3. Physicians are not Risk-Takers
Alright, everybody calm down.
I know you're brave and calm in tense situations. I know you can thread an angiocath, or intubate during a code, or your steady hands can find the pulsating bleeder with the best of them, even when everyone around you is losing control. I know you're good under pressure, but this is not the same as being a person who is comfortable accepting calculated risk.
What I've found in conversations with physicians is that their risk profile is extremely low. Yes, they're frustrated with their careers, but leave their jobs, start a company, move to a different part of the country, invest actual cash in an endeavor? Are you out of your mind? Greg, those things are so risky...
Look folks, here's the facts...
You will never grow, transition to a better career, get from where you are to some better place, move beyond your current boundaries, or do anything of significance without assuming some measure of risk. It's impossible and if you're waiting for that risk-free career move to show up, well my friend, I hope you've got a lot of time on your hands.

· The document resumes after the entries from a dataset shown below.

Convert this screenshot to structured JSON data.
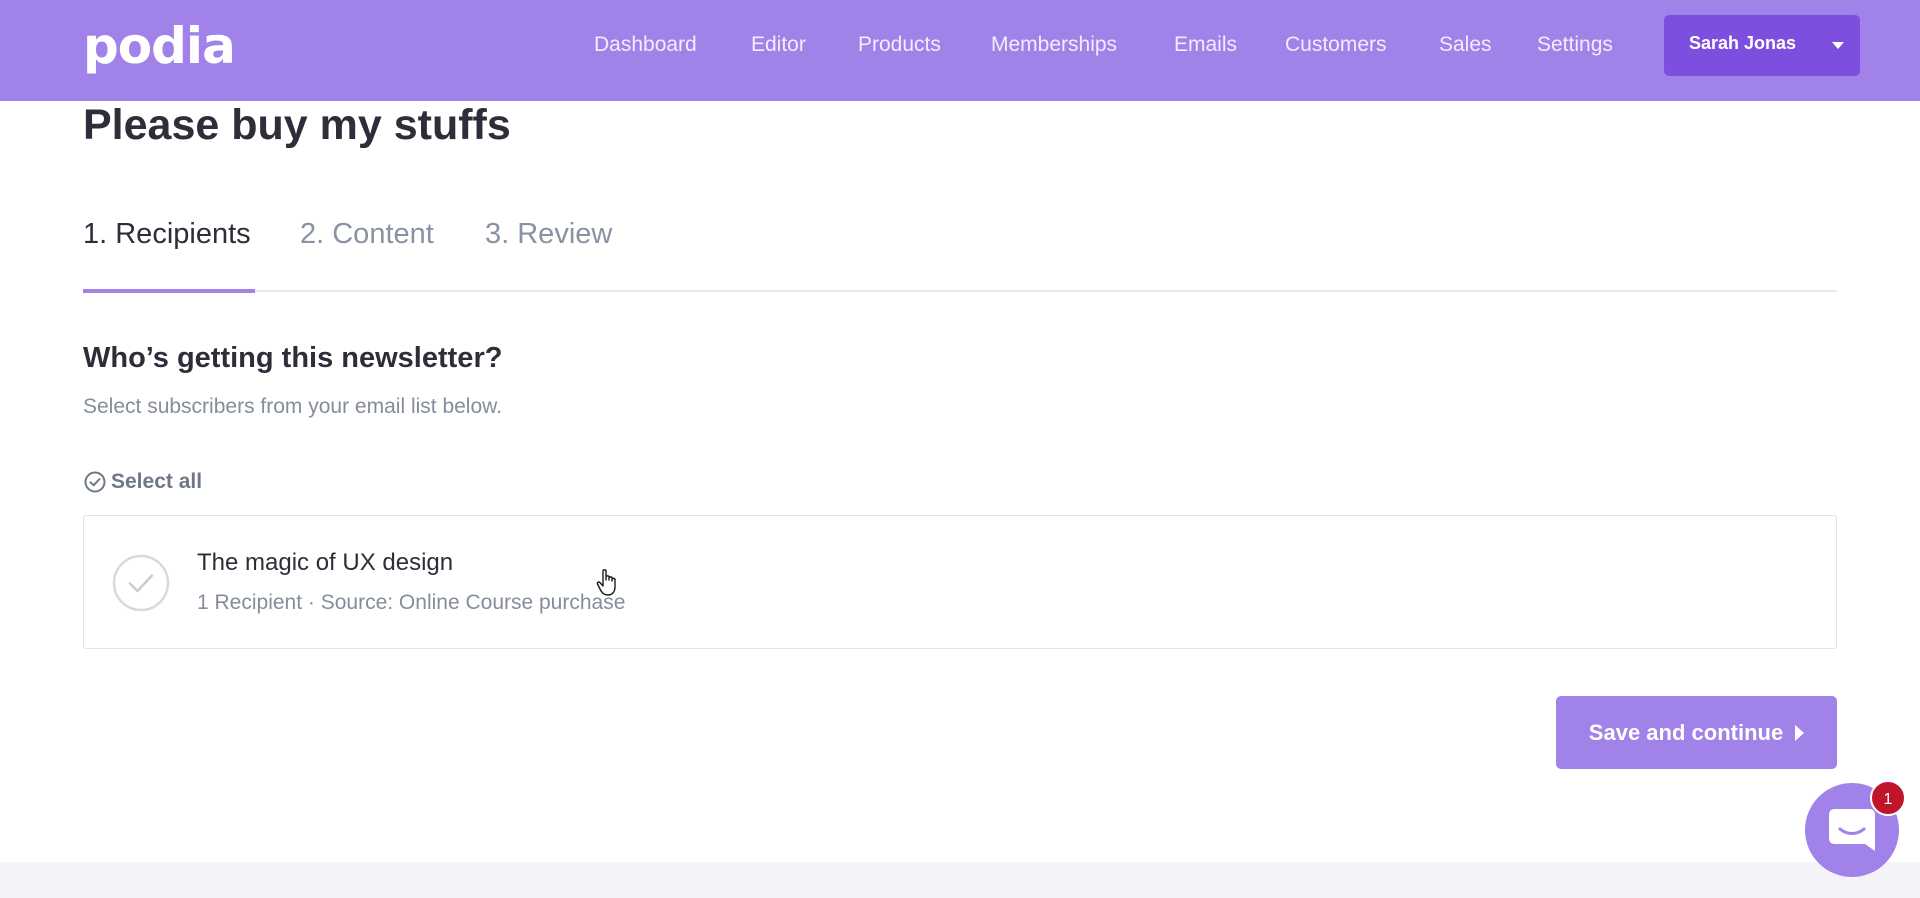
{
  "brand": {
    "logo_text": "podia"
  },
  "nav": {
    "items": [
      {
        "label": "Dashboard"
      },
      {
        "label": "Editor"
      },
      {
        "label": "Products"
      },
      {
        "label": "Memberships"
      },
      {
        "label": "Emails"
      },
      {
        "label": "Customers"
      },
      {
        "label": "Sales"
      },
      {
        "label": "Settings"
      }
    ]
  },
  "user": {
    "name": "Sarah Jonas"
  },
  "page": {
    "title": "Please buy my stuffs"
  },
  "tabs": [
    {
      "label": "1. Recipients",
      "active": true
    },
    {
      "label": "2. Content",
      "active": false
    },
    {
      "label": "3. Review",
      "active": false
    }
  ],
  "recipients": {
    "heading": "Who’s getting this newsletter?",
    "subheading": "Select subscribers from your email list below.",
    "select_all_label": "Select all",
    "lists": [
      {
        "title": "The magic of UX design",
        "meta": "1 Recipient · Source: Online Course purchase",
        "selected": false
      }
    ]
  },
  "actions": {
    "save_label": "Save and continue"
  },
  "chat": {
    "badge_count": "1"
  },
  "colors": {
    "brand_purple": "#a182e8",
    "user_button": "#7c4fdf",
    "badge_red": "#c0132c"
  },
  "icons": {
    "select_all": "check-circle-icon",
    "list_check": "check-circle-icon",
    "save_arrow": "caret-right-icon",
    "user_caret": "caret-down-icon",
    "chat": "chat-bubble-icon"
  }
}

Many physicians have a difficult time with this aspect of career modification, even sadly, when the only risk is of the potential damage it might do to their professional standing. I know a number of physicians, for instance, who deep down do not like academic medicine, but who persist in academics because they simply can't bear the thought of what people might say if they left or how it might affect their standing with their peers. They're afraid they'll be dropped from this committee or not invited to speak at that conference. They persist in their academic positions not for the love of teaching or the stimulation of their research; they persist because of the fear that they might lose something in the transition. Their positions have become shackles that confine them, and their peers have become juries whose approval they must have.

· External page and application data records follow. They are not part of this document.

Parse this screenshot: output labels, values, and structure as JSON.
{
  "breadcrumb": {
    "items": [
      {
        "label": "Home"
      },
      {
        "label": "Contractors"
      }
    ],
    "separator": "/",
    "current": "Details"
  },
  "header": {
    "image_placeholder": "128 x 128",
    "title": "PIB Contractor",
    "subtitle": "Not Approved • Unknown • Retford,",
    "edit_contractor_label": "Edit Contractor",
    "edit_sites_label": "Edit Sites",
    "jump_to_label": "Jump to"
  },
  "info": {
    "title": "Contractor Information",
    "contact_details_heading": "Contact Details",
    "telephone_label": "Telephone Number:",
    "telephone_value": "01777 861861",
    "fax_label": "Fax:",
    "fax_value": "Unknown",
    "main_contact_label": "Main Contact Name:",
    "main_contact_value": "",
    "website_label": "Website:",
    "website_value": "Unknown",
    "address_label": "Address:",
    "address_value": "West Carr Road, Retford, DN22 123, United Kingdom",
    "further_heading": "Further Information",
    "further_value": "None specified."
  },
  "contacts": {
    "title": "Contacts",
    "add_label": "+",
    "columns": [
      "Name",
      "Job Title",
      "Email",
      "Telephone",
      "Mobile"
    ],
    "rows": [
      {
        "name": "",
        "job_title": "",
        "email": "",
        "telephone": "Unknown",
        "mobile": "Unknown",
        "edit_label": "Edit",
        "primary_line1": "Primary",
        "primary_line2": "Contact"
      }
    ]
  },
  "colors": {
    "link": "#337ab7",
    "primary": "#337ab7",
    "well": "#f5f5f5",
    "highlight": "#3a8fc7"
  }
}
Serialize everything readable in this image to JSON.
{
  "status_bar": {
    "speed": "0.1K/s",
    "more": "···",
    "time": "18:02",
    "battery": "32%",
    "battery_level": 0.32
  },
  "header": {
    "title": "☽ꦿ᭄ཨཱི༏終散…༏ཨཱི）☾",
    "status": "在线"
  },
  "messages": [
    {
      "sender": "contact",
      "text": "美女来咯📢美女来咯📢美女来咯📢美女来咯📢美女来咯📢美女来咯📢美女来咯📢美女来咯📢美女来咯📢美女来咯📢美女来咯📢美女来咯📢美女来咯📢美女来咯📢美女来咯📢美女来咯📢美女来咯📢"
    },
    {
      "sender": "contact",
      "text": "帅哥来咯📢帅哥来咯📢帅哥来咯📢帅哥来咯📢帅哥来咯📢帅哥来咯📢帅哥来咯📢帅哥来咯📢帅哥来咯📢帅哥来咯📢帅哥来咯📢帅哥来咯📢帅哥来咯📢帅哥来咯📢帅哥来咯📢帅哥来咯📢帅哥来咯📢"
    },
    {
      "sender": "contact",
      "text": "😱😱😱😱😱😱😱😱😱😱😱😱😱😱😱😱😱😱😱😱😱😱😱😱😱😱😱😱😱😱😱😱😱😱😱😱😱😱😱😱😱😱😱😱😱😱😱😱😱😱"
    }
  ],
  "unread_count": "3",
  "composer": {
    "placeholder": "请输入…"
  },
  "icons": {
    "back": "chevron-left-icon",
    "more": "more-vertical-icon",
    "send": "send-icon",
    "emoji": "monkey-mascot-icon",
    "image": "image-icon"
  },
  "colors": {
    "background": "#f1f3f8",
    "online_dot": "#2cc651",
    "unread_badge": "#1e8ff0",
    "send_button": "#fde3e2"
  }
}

When I speak to a physician who is hung up on this aspect of risk, I council them to of course make sure the transition they're considering makes sense-- talk to mentors, read up on the area they're considering jumping into, spend considerable time planning the transition. However, in the end most of these career decisions come down to taking a jump off a cliff, and when I get to this point in the conversation I always discuss with them the risk of the status quo.
You see, career modifications are not a discussion of risk versus no risk. They're a discussion of risk versus risk-- the risk of a career change versus the risk of staying in the same place.
I ask them, "What is the risk of staying in your current position for another year, or two, or three?"
If they're honest, they begin to see that staying in the status quo also carries significant risk, and when this is realized, a potential jump doesn't seem as frightening.
The point is that for most physicians, being able to tolerate risk is not something that comes naturally. We like systems. We like order. We like knowing our next step and we like having safety nets. We work in a culture that demands perfection each and every day and the idea of stepping out without a finalized gameplan is terrifying to most of us. We're creatures of habit with a significant dose of OCD in us-- medical school selects for these traits-- but we have to realize that we'll never begin to grow past where we are if we don't begin stepping out. The idea of growth without risk is ridiculous, and we need to recognize this fallacy and move beyond it. Embracing calculated risk-taking isn't optional, it's mandatory for career modification, and the sooner we accept this the sooner we'll begin moving towards a more fulfilling career. It's that simple.
So there you have it. My three reasons why physicians have a difficult time with career modification.
In future posts I'm going to explain more about what I mean by career modification and some unique perspectives on what is available to physicians in today's modern, fully-wired, world.
Until then, check out Ashley's posts here at Freelance MD or her website. Her advice is excellent for those of you considering a career change, much better than the musings of physician blogger, and almost risk-free.